Solid compositions for oral administration include compressed tablets, pills, powders and granules. In such solid compositions, at least one of the active compounds is admixed with at least one inert diluent such as starch, calcium carbonate, sucrose or lactose. These compositions may also contain additional substances other than inert diluents, e.g., lubricating agents, such as magnesium stearate, talc and the like.

Liquid compositions for oral administration include pharmaceutically-acceptable emulsions, solutions, suspensions, syrups and elixirs containing inert diluents commonly used in the art, such as water and liquid paraffin. Besides inert diluents such compositions may also contain adjuvants, such as wetting and suspending agents, and sweetening, flavouring, perfuming and preserving agents. According to the invention, the compounds for oral administration also include capsules of absorbable material, such as gelatin, containing said active component with or without the addition of diluents or excipients.

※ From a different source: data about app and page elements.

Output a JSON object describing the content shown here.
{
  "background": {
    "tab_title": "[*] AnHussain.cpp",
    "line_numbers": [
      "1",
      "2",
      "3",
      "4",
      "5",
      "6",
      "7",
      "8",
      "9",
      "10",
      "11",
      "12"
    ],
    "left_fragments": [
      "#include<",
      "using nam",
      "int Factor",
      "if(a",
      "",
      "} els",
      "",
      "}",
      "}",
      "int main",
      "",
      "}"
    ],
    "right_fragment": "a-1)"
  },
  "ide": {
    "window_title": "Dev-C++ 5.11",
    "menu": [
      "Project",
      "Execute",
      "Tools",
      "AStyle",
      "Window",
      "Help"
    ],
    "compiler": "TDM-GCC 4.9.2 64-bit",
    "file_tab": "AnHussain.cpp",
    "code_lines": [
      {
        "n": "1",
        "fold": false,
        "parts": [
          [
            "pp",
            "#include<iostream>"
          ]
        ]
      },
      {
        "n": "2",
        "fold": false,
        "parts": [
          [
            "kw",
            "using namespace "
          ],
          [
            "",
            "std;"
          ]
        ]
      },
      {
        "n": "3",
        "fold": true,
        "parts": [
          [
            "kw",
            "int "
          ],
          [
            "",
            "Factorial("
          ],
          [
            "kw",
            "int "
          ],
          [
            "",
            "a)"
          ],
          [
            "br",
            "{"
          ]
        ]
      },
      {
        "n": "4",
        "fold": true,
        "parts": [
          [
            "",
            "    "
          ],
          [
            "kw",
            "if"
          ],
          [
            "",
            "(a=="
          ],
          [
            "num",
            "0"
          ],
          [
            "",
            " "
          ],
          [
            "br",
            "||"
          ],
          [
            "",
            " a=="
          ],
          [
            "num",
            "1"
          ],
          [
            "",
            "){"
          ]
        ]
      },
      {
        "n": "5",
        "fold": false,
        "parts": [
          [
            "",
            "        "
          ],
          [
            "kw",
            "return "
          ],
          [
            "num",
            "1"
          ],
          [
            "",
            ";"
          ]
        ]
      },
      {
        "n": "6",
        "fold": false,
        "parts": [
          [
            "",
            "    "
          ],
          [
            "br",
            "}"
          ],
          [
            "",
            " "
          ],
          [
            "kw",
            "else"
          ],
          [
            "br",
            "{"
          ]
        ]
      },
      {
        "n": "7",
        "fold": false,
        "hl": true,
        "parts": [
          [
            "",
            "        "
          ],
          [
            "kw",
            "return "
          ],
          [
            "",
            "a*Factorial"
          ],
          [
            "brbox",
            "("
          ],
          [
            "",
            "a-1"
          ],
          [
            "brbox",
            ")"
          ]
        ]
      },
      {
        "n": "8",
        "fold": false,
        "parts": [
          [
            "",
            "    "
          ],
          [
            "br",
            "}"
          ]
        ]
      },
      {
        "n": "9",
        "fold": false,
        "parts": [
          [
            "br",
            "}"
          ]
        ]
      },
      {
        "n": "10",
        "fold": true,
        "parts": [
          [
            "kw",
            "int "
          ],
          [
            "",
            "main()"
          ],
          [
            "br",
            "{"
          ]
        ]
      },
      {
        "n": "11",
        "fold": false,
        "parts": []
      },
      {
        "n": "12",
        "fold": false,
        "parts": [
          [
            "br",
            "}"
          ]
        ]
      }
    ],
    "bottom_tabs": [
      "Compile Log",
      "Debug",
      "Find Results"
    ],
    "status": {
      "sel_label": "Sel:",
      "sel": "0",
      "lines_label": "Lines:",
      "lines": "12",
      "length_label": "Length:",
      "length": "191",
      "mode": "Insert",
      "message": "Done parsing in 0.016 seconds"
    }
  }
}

Preparations according to the invention for parenteral administration include sterile aqueous, aqueous-organic, and organic solutions, suspensions and emulsions. Examples of organic solvents or suspending media are propylene glycol, polyethylene glycol, vegetable oils such as olive oil and injectable organic esters such as ethyl oleate. These compositions may also contain adjuvants such as stabilizing, preserving, wetting, emulsifying and dispersing agents.

They may be sterilized, for example by filtration through a bacteria-retaining filter, by incorporation of sterilizing agents in the compositions, by irradiation or by heating. They may also be manufactured in the form of sterile solid compositions which can be dissolved in sterile water or some other sterile injectable medium immediately before use.

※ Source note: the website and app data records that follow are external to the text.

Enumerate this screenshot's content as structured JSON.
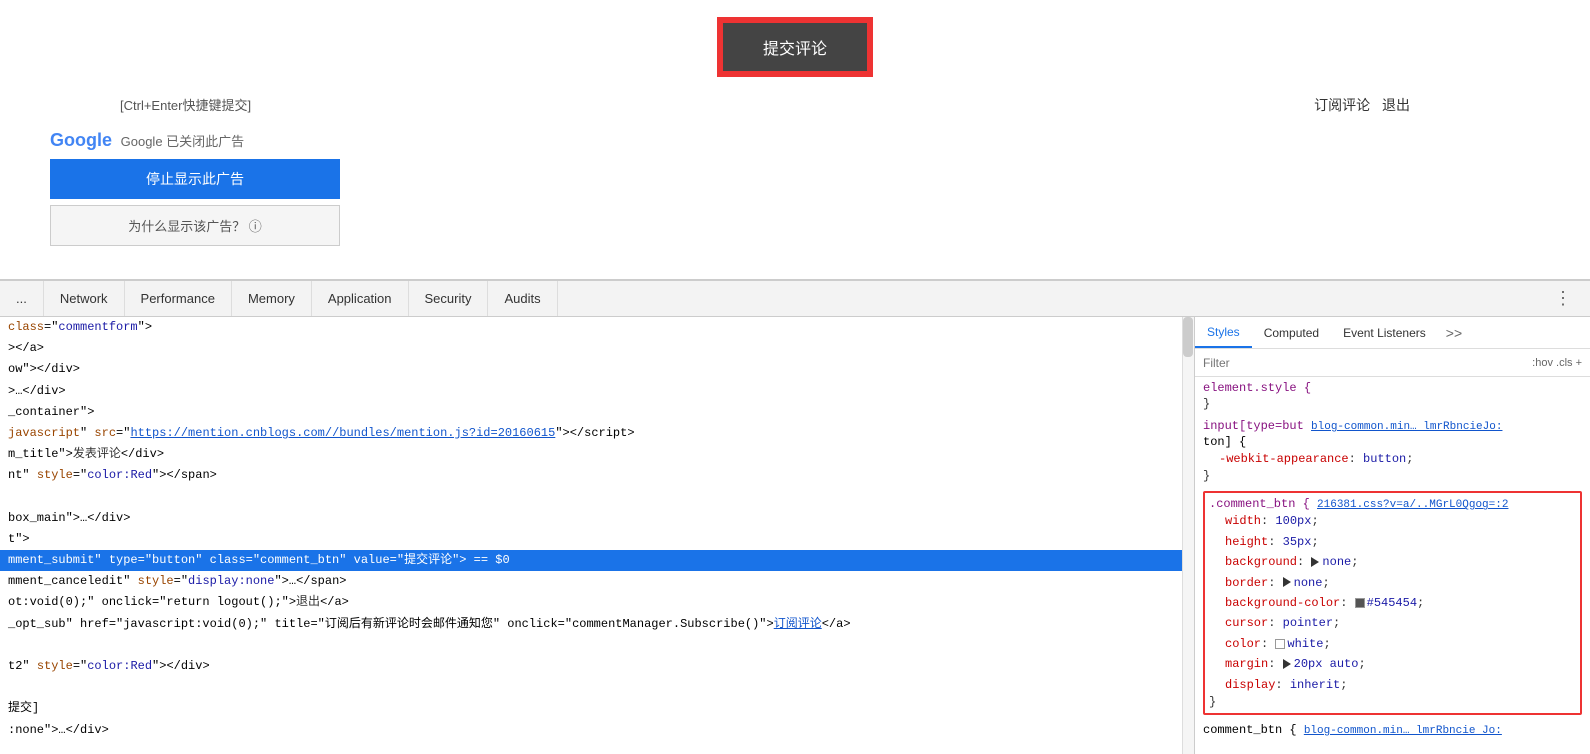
{
  "page": {
    "submit_button_label": "提交评论",
    "shortcut_hint": "[Ctrl+Enter快捷键提交]",
    "subscribe_label": "订阅评论",
    "logout_label": "退出",
    "google_ad": {
      "title": "Google 已关闭此广告",
      "stop_btn": "停止显示此广告",
      "why_btn": "为什么显示该广告？ ⓘ"
    }
  },
  "devtools": {
    "tabs": [
      {
        "label": "...",
        "id": "ellipsis"
      },
      {
        "label": "Network",
        "id": "network"
      },
      {
        "label": "Performance",
        "id": "performance"
      },
      {
        "label": "Memory",
        "id": "memory"
      },
      {
        "label": "Application",
        "id": "application"
      },
      {
        "label": "Security",
        "id": "security"
      },
      {
        "label": "Audits",
        "id": "audits"
      }
    ],
    "html_lines": [
      {
        "id": 1,
        "content": "class=\"commentform\">",
        "selected": false
      },
      {
        "id": 2,
        "content": "></a>",
        "selected": false
      },
      {
        "id": 3,
        "content": "ow\"></div>",
        "selected": false
      },
      {
        "id": 4,
        "content": ">…</div>",
        "selected": false
      },
      {
        "id": 5,
        "content": "_container\">",
        "selected": false
      },
      {
        "id": 6,
        "content": " javascript\" src=\"https://mention.cnblogs.com//bundles/mention.js?id=20160615\"></script>",
        "selected": false,
        "has_link": true
      },
      {
        "id": 7,
        "content": "m_title\">发表评论</div>",
        "selected": false
      },
      {
        "id": 8,
        "content": "nt\" style=\"color:Red\"></span>",
        "selected": false
      },
      {
        "id": 9,
        "content": "",
        "selected": false
      },
      {
        "id": 10,
        "content": "box_main\">…</div>",
        "selected": false
      },
      {
        "id": 11,
        "content": "t\">",
        "selected": false
      },
      {
        "id": 12,
        "content": "mment_submit\" type=\"button\" class=\"comment_btn\" value=\"提交评论\"> == $0",
        "selected": true
      },
      {
        "id": 13,
        "content": "mment_canceledit\" style=\"display:none\">…</span>",
        "selected": false
      },
      {
        "id": 14,
        "content": "ot:void(0);\" onclick=\"return logout();\">退出</a>",
        "selected": false,
        "has_link": true
      },
      {
        "id": 15,
        "content": "_opt_sub\" href=\"javascript:void(0);\" title=\"订阅后有新评论时会邮件通知您\" onclick=\"commentManager.Subscribe()\">订阅评论</a>",
        "selected": false,
        "has_link": true
      },
      {
        "id": 16,
        "content": "",
        "selected": false
      },
      {
        "id": 17,
        "content": "t2\" style=\"color:Red\"></div>",
        "selected": false
      },
      {
        "id": 18,
        "content": "",
        "selected": false
      },
      {
        "id": 19,
        "content": "提交]",
        "selected": false
      },
      {
        "id": 20,
        "content": ":none\">…</div>",
        "selected": false
      }
    ],
    "styles_panel": {
      "tabs": [
        "Styles",
        "Computed",
        "Event Listeners",
        ">>"
      ],
      "filter_placeholder": "Filter",
      "filter_options": ":hov  .cls  +",
      "rules": [
        {
          "selector": "element.style {",
          "props": [],
          "close": "}"
        },
        {
          "selector": "input[type=but",
          "source": "blog-common.min… lmrRbncieJo:",
          "source2": "ton] {",
          "props": [
            {
              "name": "-webkit-appearance",
              "value": "button",
              "strikethrough": false
            }
          ],
          "close": "}"
        },
        {
          "selector": ".comment_btn {",
          "source": "216381.css?v=a/..MGrL0Qgog=:2",
          "highlighted": true,
          "props": [
            {
              "name": "width",
              "value": "100px",
              "strikethrough": false
            },
            {
              "name": "height",
              "value": "35px",
              "strikethrough": false
            },
            {
              "name": "background",
              "value": "none",
              "strikethrough": false,
              "has_triangle": true
            },
            {
              "name": "border",
              "value": "none",
              "strikethrough": false,
              "has_triangle": true
            },
            {
              "name": "background-color",
              "value": "#545454",
              "strikethrough": false,
              "has_swatch": true,
              "swatch_color": "#545454"
            },
            {
              "name": "cursor",
              "value": "pointer",
              "strikethrough": false
            },
            {
              "name": "color",
              "value": "white",
              "strikethrough": false,
              "has_checkbox": true
            },
            {
              "name": "margin",
              "value": "20px auto",
              "strikethrough": false,
              "has_triangle": true
            },
            {
              "name": "display",
              "value": "inherit",
              "strikethrough": false
            }
          ],
          "close": "}"
        }
      ]
    }
  }
}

The percentages of active component in the said composition and method for increasing cardiac contractility may be varied so that a suitable dosage is obtained. The dosage administered to a particular patient is variable, depending upon the clinician's judgement using as the criteria: the route of administration, the duration of treatment, the size and condition of the patient, the potency of the active component and the patient's response thereto. An effective dosage amount of active component can thus only be determined by the clinician considering all criteria and utilizing his best judgement on the patient's behalf.

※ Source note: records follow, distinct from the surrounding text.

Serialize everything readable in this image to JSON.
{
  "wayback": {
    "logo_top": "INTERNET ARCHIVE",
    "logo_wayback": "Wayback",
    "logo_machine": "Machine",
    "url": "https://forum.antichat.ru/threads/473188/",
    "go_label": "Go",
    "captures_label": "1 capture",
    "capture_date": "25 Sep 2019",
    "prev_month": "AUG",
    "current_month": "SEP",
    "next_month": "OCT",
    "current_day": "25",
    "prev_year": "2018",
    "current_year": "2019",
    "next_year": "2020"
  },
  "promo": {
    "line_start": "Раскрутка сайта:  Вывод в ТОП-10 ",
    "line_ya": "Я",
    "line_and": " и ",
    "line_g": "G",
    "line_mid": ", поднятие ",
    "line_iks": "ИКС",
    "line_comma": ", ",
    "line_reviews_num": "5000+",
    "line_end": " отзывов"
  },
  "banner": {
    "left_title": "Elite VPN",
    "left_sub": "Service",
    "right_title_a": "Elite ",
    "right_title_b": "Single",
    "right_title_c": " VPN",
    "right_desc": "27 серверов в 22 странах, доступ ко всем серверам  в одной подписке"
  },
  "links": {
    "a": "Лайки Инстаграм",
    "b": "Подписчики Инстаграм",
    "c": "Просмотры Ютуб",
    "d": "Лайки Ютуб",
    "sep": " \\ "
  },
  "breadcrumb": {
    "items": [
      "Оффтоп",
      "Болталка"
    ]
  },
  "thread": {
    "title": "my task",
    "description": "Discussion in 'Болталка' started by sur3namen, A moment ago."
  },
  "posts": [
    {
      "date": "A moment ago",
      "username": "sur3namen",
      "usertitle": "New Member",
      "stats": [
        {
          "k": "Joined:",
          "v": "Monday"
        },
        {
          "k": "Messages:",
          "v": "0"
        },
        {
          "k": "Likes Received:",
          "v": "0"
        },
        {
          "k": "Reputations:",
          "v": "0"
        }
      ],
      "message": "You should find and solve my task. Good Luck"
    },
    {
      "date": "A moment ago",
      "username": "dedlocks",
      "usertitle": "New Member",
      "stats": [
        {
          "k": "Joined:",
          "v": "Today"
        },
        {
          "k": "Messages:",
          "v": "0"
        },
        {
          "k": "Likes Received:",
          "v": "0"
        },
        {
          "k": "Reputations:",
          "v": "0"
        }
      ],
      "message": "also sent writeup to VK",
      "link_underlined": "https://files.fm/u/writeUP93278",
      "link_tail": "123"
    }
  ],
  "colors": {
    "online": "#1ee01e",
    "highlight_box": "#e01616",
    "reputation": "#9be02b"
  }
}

Patent Citations
Cited PatentFiling datePublication dateApplicantTitle
US3575985 *Jun 26, 1967Apr 20, 1971Allen & Hanburys LtdPyridinium compounds
Non-Patent Citations
Reference
1 *Coates et al., Journal of the Chemical Society, London, 1943, pp. 406-413.
2 *Ginos et al., Journal of Medicinal Chemistry, vol. 18, No. 12, pp. 1194-1200, (1975).
Referenced by
Citing PatentFiling datePublication dateApplicantTitle
US4382942 *Dec 9, 1981May 10, 1983Roussel Uclaf3-(1,2,5,6-Tetrahydropyridin-3-yl)-phenols and their use in pharmaceutical compositions
US4465686 *Apr 26, 1982Aug 14, 1984Sterling Drug Inc.5-(Hydroxy- and/or amino-phenyl)-6-(lower-alkyl)-2-(1H)-pyridinones, their cardiotonic use and preparation
US4515797 *Mar 5, 1982May 7, 1985Sterling Drug Inc.3-Amino-5-(hydroxy- and/or aminophenyl)-6-(lower-alkyl)-2(1H)-pyridinones and cardiotonic use thereof
US4559352 *Jul 30, 1984Dec 17, 1985Sterling Drug Inc.1,2-Dihydro-2-oxo-5-(hydroxy-and/or amino-phenyl)-nicotinonitriles and cardiotonic use thereof
US4599423 *Apr 2, 1984Jul 8, 1986Sterling Drug Inc.Preparation of 5-(hydroxy- and/or aminophenyl-6-lower-alkyl)-2(1H)-pyridinones
EP0074091A2 *Sep 2, 1982Mar 16, 1983Sterling Drug Inc.2(1H)-pyridinones and preparation thereof
EP0103945A2 *Jul 1, 1983Mar 28, 1984The Upjohn CompanySubstituted benzenediols and benzodioxins
Classifications
U.S. Classification514/277, 546/344
International ClassificationC07D213/30
Cooperative ClassificationC07D213/30
European ClassificationC07D213/30
Legal Events
DateCodeEventDescription
Nov 25, 1996ASAssignment
Owner name: SANOFI S.A., FRANCE
Free format text: ASSIGNMENT OF ASSIGNORS INTEREST;ASSIGNOR:STERLING WINTHROP, INC.;REEL/FRAME:008178/0289
Effective date: 19960227